Red Water Rex ~ 1964 Continental Championship
Continental Open Championship 1964
Red Water Rex Is Winner of the Title
By Hal Davis
Red Water Rex by Iwan Lotton
Red Water Rex catapulted himself into the national spotlight with a spectacular triumph over a record field of eighty starters to take the coveted Continental Open Championship in the 70th brilliant renewal of this glamour stake, often called the supreme test of bird dogs. Rex, a white and liver pointer dog, is owned by E. B. Alexander and W. T. Pruitt of Jackson, Miss, and was handled by Hoyle Eaton.
In the first series, Rex perambulated purposefully in one of the better and wider races of the stake. He hung out on the end of Eaton’s whistle blasts and majored in zeal throughout. He accosted but one bevy of quail in this hurried quest but he was something to remember on that one. It was near the end of his hour that he slammed into point far ahead and was a picture to deeply etch itself into one’s memory. His tail skyward, he seemed to be reaching his head higher than his tail, and in that position he remained until sent on. There was some fuming among some of the handlers whose dogs were left out, that a dog with only one find should be called back, but these judges were not office clerks with an adding machine to total the number of contacts, but lovers of a class dog who gave a good one his deserved chance, and the good one took full advantage of the chance, and proved them right.

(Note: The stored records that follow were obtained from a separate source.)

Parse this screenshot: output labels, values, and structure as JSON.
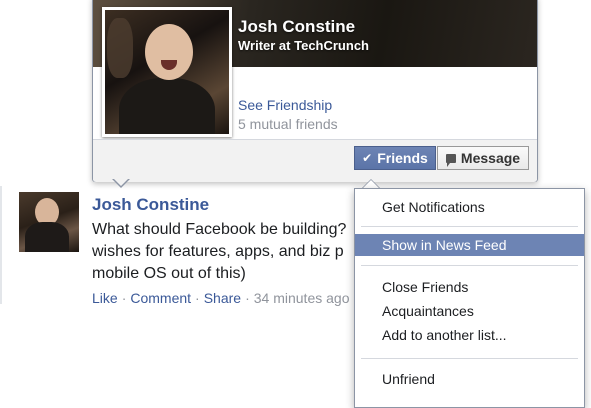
{
  "hovercard": {
    "name": "Josh Constine",
    "subtitle": "Writer at TechCrunch",
    "see_friendship_link": "See Friendship",
    "mutual_friends": "5 mutual friends",
    "friends_button": "Friends",
    "message_button": "Message",
    "friends_check_glyph": "✔"
  },
  "story": {
    "author": "Josh Constine",
    "text": "What should Facebook be building? wishes for features, apps, and biz p mobile OS out of this)",
    "actions": {
      "like": "Like",
      "comment": "Comment",
      "share": "Share",
      "timestamp": "34 minutes ago"
    }
  },
  "friends_menu": {
    "items": [
      {
        "label": "Get Notifications",
        "active": false
      },
      {
        "label": "Show in News Feed",
        "active": true
      },
      {
        "label": "Close Friends",
        "active": false
      },
      {
        "label": "Acquaintances",
        "active": false
      },
      {
        "label": "Add to another list...",
        "active": false
      },
      {
        "label": "Unfriend",
        "active": false
      }
    ]
  },
  "colors": {
    "link_blue": "#3b5998",
    "menu_highlight": "#6d84b4",
    "friends_button": "#6d84b4"
  },
  "icons": [
    "check-icon",
    "speech-bubble-icon"
  ]
}
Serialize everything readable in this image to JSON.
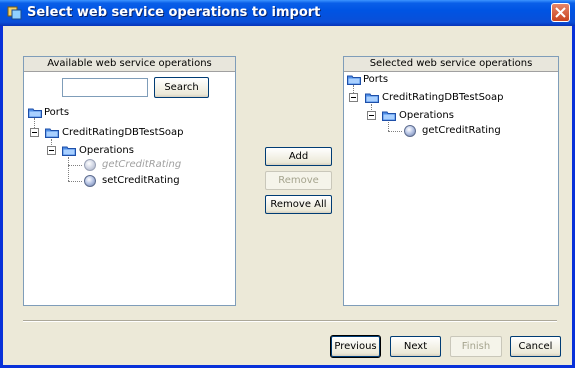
{
  "window": {
    "title": "Select web service operations to import",
    "icons": {
      "app": "app-icon",
      "close": "close-icon"
    }
  },
  "available": {
    "header": "Available web service operations",
    "search_value": "",
    "search_button": "Search",
    "tree": {
      "root": "Ports",
      "port": "CreditRatingDBTestSoap",
      "group": "Operations",
      "operations": [
        "getCreditRating",
        "setCreditRating"
      ]
    }
  },
  "middle_buttons": {
    "add": "Add",
    "remove": "Remove",
    "remove_all": "Remove All"
  },
  "selected": {
    "header": "Selected web service operations",
    "tree": {
      "root": "Ports",
      "port": "CreditRatingDBTestSoap",
      "group": "Operations",
      "operations": [
        "getCreditRating"
      ]
    }
  },
  "footer": {
    "previous": "Previous",
    "next": "Next",
    "finish": "Finish",
    "cancel": "Cancel"
  }
}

On Monday afternoon, January 25, of the second week of the trial came a first-year all-age dog in a hurry, as it came about, in an excited hurry, to join these other greats in the inner sanctorum. He was Red Water Rex, who has been on the fringe of greatness since his puppy form, but who arrived here with a big splash. Scoring eleven finds, most of them brilliantly executed, at a time when noted dogs were finding bird locations almost impossible, this stellar performer arrogantly raced onto the scene and gave one of the most brilliant manifestations of bird dog class. It was a grand opera performance and received the plaudits of all who saw it, and put his name on every tongue.
This was no mediocre dog. Everything he did, he did spectacularly, urgently. There were times when he stood barely able to restrain from charging in, it appeared, he never but once moved his feet until touched by Hoyle Eaton, and this time Eaton had shot leaves out of a tree that fell to the ground, then stopped to pick up his hat when nearly to the dog, that Rex took half a step toward his friend to meet him before being taken by the collar. There were times when he yipped impatiently for Eaton to hurry up and get up the birds he knew were there.
Never did a dog point more thrillingly, with a higher head and tail. His style is the very latest 1965 edition. He went to his birds boldly, confidently, some even charged recklessly. There are those detractors who said that he walked into birds. He never did it. Only one bevy jumped before he was stopped completely still, and that one was still several feet away. We grant that he probably should have stopped before he did on the one on the hill. He was in pointing position several times, cautiously stalking the wafting body scent in the wind on a hill on what, apparently, was running birds. Never once did Eaton caution the dog. Everything he did around game, he did on his own. “I feel that he will learn better that way,” said the Boonevill, Miss., professional.